[Entries from a dataset of interfaces]
++++++++

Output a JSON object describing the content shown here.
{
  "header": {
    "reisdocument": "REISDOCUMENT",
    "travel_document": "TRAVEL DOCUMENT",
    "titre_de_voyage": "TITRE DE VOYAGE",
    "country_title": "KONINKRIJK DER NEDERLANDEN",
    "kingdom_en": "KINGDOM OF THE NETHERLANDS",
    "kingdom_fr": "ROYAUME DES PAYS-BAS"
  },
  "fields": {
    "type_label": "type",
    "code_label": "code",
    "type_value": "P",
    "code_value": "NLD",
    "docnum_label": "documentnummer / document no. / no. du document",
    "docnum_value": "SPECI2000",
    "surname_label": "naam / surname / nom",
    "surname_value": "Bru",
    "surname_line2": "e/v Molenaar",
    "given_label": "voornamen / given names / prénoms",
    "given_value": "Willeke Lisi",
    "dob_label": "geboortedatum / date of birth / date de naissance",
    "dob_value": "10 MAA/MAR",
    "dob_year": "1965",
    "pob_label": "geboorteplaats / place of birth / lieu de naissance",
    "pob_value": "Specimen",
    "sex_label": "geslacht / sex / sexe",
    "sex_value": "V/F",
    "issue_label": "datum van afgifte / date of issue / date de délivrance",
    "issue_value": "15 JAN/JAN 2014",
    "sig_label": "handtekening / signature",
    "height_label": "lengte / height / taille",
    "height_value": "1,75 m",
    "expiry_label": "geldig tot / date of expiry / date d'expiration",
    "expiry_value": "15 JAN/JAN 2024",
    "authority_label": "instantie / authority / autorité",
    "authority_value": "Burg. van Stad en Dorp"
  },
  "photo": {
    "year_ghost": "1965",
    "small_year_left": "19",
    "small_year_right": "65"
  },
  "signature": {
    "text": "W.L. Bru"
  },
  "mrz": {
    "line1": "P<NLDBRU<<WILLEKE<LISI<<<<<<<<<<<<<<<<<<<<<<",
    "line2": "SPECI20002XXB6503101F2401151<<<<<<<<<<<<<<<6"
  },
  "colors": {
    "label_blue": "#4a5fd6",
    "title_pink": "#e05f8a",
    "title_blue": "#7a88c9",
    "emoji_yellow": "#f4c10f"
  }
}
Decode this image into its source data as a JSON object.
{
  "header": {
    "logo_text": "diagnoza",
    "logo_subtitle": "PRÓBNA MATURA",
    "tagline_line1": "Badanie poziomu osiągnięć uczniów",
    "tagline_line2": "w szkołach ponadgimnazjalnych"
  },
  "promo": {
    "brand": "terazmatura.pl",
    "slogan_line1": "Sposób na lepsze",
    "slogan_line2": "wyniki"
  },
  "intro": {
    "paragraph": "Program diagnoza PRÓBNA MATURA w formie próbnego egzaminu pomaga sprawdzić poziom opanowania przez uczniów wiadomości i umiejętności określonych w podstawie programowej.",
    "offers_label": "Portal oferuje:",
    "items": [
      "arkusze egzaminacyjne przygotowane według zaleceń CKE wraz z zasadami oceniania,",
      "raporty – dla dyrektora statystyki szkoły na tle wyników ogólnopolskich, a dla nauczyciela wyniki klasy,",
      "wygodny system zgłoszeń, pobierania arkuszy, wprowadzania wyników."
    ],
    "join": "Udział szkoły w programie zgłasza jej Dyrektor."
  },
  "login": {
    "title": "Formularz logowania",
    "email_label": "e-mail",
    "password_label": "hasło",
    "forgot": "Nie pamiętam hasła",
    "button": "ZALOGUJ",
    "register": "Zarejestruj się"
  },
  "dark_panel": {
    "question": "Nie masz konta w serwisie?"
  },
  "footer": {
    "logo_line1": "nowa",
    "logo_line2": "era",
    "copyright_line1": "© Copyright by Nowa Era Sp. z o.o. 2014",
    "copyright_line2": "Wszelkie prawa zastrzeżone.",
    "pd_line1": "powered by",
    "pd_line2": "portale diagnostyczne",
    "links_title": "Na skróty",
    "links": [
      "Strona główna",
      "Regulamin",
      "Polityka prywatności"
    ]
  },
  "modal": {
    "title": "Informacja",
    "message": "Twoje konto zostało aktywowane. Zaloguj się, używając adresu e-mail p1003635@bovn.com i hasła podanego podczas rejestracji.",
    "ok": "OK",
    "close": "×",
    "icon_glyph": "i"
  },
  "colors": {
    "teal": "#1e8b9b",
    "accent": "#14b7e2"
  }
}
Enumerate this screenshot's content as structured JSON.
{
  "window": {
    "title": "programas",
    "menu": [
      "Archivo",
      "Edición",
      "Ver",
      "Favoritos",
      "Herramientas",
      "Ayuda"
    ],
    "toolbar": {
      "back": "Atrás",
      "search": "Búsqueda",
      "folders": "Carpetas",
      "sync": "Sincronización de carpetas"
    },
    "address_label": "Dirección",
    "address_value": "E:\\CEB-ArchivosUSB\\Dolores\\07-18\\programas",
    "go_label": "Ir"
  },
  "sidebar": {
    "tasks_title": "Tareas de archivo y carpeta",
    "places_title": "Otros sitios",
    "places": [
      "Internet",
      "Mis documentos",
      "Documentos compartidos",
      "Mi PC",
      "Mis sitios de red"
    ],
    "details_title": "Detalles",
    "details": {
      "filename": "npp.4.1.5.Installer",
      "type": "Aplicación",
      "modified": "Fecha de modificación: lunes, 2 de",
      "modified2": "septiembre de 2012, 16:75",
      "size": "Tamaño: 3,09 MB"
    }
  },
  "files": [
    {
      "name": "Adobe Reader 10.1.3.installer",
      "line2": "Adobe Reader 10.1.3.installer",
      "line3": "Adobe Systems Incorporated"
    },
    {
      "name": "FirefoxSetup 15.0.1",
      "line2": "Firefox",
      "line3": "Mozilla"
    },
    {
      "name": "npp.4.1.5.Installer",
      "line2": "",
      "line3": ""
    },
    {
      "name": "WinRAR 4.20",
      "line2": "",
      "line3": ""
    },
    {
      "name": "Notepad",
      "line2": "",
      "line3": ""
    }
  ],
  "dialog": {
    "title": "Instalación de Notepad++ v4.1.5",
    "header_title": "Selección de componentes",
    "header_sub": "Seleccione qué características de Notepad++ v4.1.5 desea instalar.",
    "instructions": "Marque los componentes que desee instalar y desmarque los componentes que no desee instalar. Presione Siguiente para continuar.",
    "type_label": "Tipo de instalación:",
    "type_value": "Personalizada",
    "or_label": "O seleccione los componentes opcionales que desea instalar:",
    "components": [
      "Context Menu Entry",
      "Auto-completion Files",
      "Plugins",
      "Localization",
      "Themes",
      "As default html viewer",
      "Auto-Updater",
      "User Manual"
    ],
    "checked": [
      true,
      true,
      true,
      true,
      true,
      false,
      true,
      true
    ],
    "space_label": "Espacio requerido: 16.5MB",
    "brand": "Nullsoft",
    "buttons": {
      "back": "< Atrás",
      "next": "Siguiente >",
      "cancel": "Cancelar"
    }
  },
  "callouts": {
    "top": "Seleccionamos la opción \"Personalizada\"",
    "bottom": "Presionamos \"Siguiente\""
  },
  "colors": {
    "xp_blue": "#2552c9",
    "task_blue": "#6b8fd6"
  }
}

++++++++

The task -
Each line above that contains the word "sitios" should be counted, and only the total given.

Result of this exercise -
2